One year after the burning deaths of a Pakistani Christian couple for their alleged desecration of a Quran, fear still runs rampant within Christian communities of Punjab province since no assailants of the crime have been convicted and the vast majority remain at-large.
In November of last year, Shama and Shahzad Masih, a married couple with four children living in a community near Lahore, were attacked and murdered by a Muslim mob after witnesses claimed they found pages of the Quran in their trash.
On the anniversary of the murders, many within the community have expressed frustration with local officials regarding the progress of the investigation — or lack thereof.
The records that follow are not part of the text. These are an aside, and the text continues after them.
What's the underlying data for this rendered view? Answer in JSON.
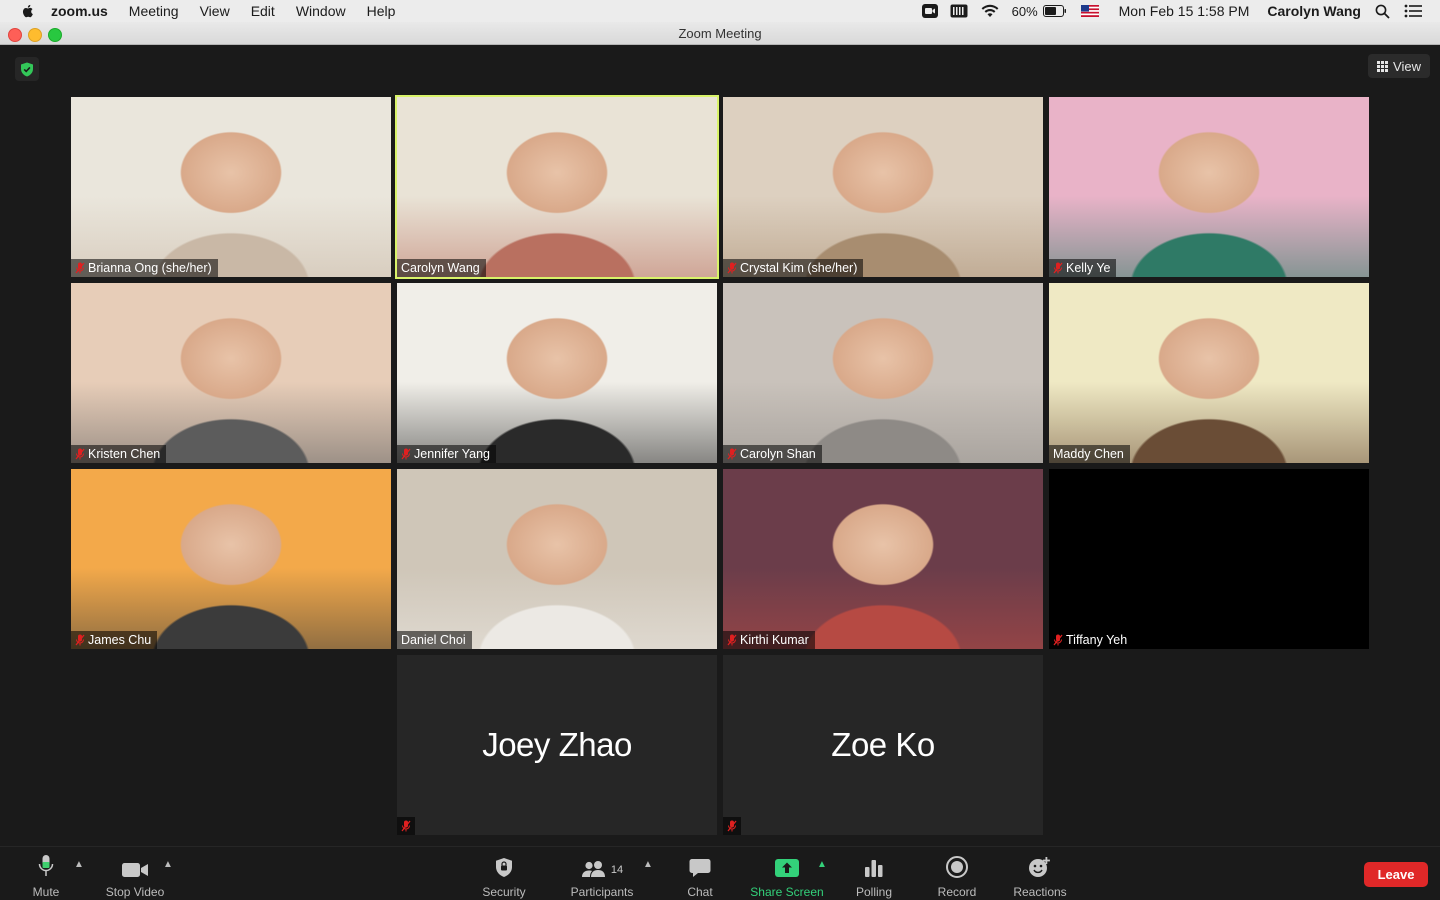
{
  "menubar": {
    "app_name": "zoom.us",
    "menus": [
      "Meeting",
      "View",
      "Edit",
      "Window",
      "Help"
    ],
    "battery": "60%",
    "datetime": "Mon Feb 15  1:58 PM",
    "user": "Carolyn Wang"
  },
  "window": {
    "title": "Zoom Meeting"
  },
  "top": {
    "view_label": "View"
  },
  "participants": [
    {
      "name": "Brianna Ong (she/her)",
      "muted": true,
      "active": false,
      "bg": [
        "#eae6dc",
        "#c9b8a6"
      ]
    },
    {
      "name": "Carolyn Wang",
      "muted": false,
      "active": true,
      "bg": [
        "#e9e3d6",
        "#b97060"
      ]
    },
    {
      "name": "Crystal Kim (she/her)",
      "muted": true,
      "active": false,
      "bg": [
        "#ddd0c0",
        "#a88d70"
      ]
    },
    {
      "name": "Kelly Ye",
      "muted": true,
      "active": false,
      "bg": [
        "#e9b3c8",
        "#2f7a66"
      ]
    },
    {
      "name": "Kristen Chen",
      "muted": true,
      "active": false,
      "bg": [
        "#e7cdb8",
        "#5c5c5c"
      ]
    },
    {
      "name": "Jennifer Yang",
      "muted": true,
      "active": false,
      "bg": [
        "#f0eee8",
        "#2a2a2a"
      ]
    },
    {
      "name": "Carolyn Shan",
      "muted": true,
      "active": false,
      "bg": [
        "#c9c2bb",
        "#8e8a86"
      ]
    },
    {
      "name": "Maddy Chen",
      "muted": false,
      "active": false,
      "bg": [
        "#efe9c4",
        "#6a4d36"
      ]
    },
    {
      "name": "James Chu",
      "muted": true,
      "active": false,
      "bg": [
        "#f3a94a",
        "#3b3b3b"
      ]
    },
    {
      "name": "Daniel Choi",
      "muted": false,
      "active": false,
      "bg": [
        "#cfc6b8",
        "#ece9e4"
      ]
    },
    {
      "name": "Kirthi Kumar",
      "muted": true,
      "active": false,
      "bg": [
        "#6b3d4a",
        "#b64a43"
      ]
    },
    {
      "name": "Tiffany Yeh",
      "muted": true,
      "active": false,
      "bg": [
        "#000000",
        "#000000"
      ]
    }
  ],
  "name_cards": [
    {
      "name": "Joey Zhao",
      "muted": true
    },
    {
      "name": "Zoe Ko",
      "muted": true
    }
  ],
  "toolbar": {
    "mute": "Mute",
    "stop_video": "Stop Video",
    "security": "Security",
    "participants": "Participants",
    "participant_count": "14",
    "chat": "Chat",
    "share_screen": "Share Screen",
    "polling": "Polling",
    "record": "Record",
    "reactions": "Reactions",
    "leave": "Leave"
  },
  "colors": {
    "active_speaker": "#d9f36a",
    "share_green": "#33d17a",
    "leave_red": "#e02828",
    "mute_red": "#e02020"
  }
}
While over 100 people were charged for their involvement in the murders, as of the anniversary of the crime none have been convicted, according to the Pakistan Christian Post.
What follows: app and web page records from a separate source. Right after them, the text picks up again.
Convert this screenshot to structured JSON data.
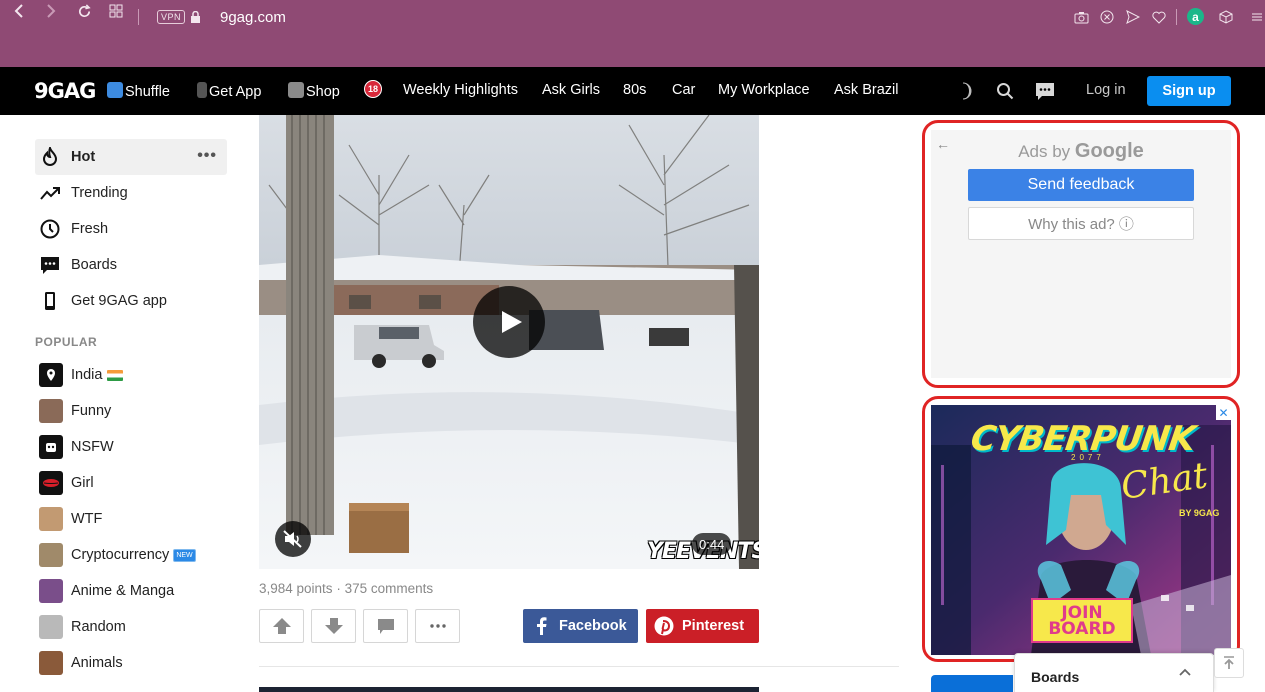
{
  "browser": {
    "vpn_label": "VPN",
    "url": "9gag.com"
  },
  "nav": {
    "logo": "9GAG",
    "items": [
      {
        "label": "Shuffle"
      },
      {
        "label": "Get App"
      },
      {
        "label": "Shop"
      },
      {
        "label": "Weekly Highlights"
      },
      {
        "label": "Ask Girls"
      },
      {
        "label": "80s"
      },
      {
        "label": "Car"
      },
      {
        "label": "My Workplace"
      },
      {
        "label": "Ask Brazil"
      }
    ],
    "login": "Log in",
    "signup": "Sign up"
  },
  "sidebar": {
    "main": [
      {
        "label": "Hot",
        "icon": "flame-icon"
      },
      {
        "label": "Trending",
        "icon": "trending-icon"
      },
      {
        "label": "Fresh",
        "icon": "clock-icon"
      },
      {
        "label": "Boards",
        "icon": "chat-icon"
      },
      {
        "label": "Get 9GAG app",
        "icon": "phone-icon"
      }
    ],
    "popular_heading": "POPULAR",
    "popular": [
      {
        "label": "India",
        "color": "#111111"
      },
      {
        "label": "Funny",
        "color": "#8a6a58"
      },
      {
        "label": "NSFW",
        "color": "#111111"
      },
      {
        "label": "Girl",
        "color": "#d81f2a"
      },
      {
        "label": "WTF",
        "color": "#c29a72"
      },
      {
        "label": "Cryptocurrency",
        "color": "#a08a6a"
      },
      {
        "label": "Anime & Manga",
        "color": "#7a4e8a"
      },
      {
        "label": "Random",
        "color": "#b9b9b9"
      },
      {
        "label": "Animals",
        "color": "#8a5a3a"
      }
    ],
    "new_badge": "NEW"
  },
  "post": {
    "duration": "0:44",
    "watermark": "YEEVENTS",
    "points": "3,984 points",
    "meta_sep": " · ",
    "comments": "375 comments",
    "share": {
      "facebook": "Facebook",
      "pinterest": "Pinterest"
    }
  },
  "ads": {
    "ads_by": "Ads by",
    "google": "Google",
    "send_feedback": "Send feedback",
    "why_this_ad": "Why this ad? ⓘ",
    "cyberpunk_title": "CYBERPUNK",
    "cyberpunk_year": "2077",
    "cyberpunk_chat": "Chat",
    "cyberpunk_by": "BY 9GAG",
    "join_line1": "JOIN",
    "join_line2": "BOARD"
  },
  "boards_panel": {
    "title": "Boards"
  },
  "colors": {
    "browser_bar": "#8f4a74",
    "signup": "#0a8ef0",
    "facebook": "#3b5998",
    "pinterest": "#cb1f27",
    "ad_highlight": "#e02424"
  }
}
"Of the 620 people implicated in the original police report after the murder of Shama and Shahzad, only 126 culprits have been arrested. A further 32 are being examined, the rest of the mob are fugitives," reported the Post.
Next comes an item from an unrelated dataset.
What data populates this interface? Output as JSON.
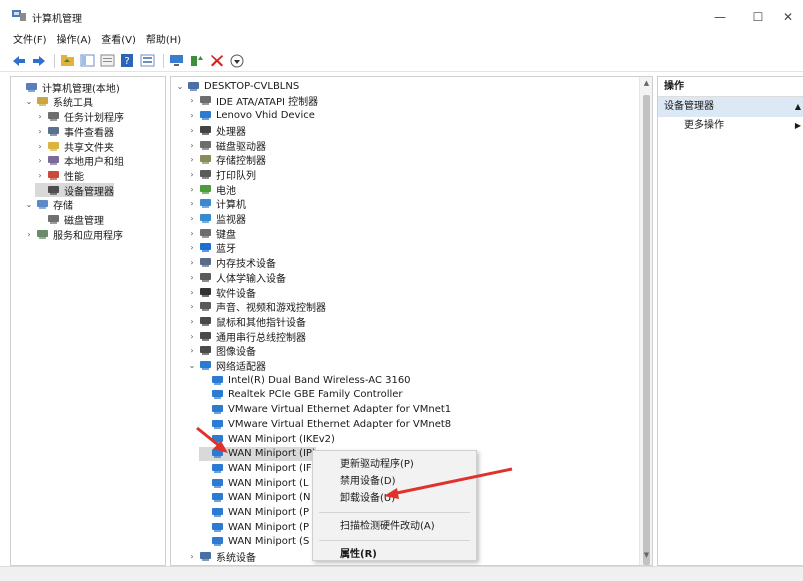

"Bail has been canceled for all the culprits who await sentencing but the maternal grandfather, Mukhtar Masih, has reported to us that he has received intermittent threats from family and friends of those arrested, promising violence unless the case is withdrawn."
Last November, a local religious leader accused the couple of burning pages of the Quran found in their trash, as did another individal to whom the Masih family owed money.
Witnesses said that a crowd broke down the door of the Masihs' home, dragged the couple out, beat them and burned them alive in a brick kiln where the couple had worked in Kot Radha Kishan.
The murder of the Masihs was seen as an example of the many instances of increased mob violence against Pakistan's Christian minority.
Some human rights activists see the nation's rigid blasphemy law as a driving force in this grassroots persecution.
"The brutal killing of Shahzad and Shama once again highlights the extreme danger of religious fanaticism that Christians in Pakistan face on a regular basis," said International Christian Concern Regional Manager Todd Daniels in a statement last year.
"The accusation of blasphemy can be used for any dispute and can often prove deadly as it did today, inciting a mob to brutally murder this young couple."
In an article for Asianews.it published last week, Shafique Khokhar noted that human rights activists believe the Masih case as a direct result of the blasphemy law.
"The government has shown criminal negligence in dealing with the problem of the abuse of the blasphemy law," stated Attaurehman Saman, member of the National Commission for Justice and Peace.
"By contrast, the police has shown a responsible attitude and brought the situation under control. … Their vigilance during the incidents in Dhup Sari in Lahore and Kangapur Kasu saved the (Christian) community from mass destruction."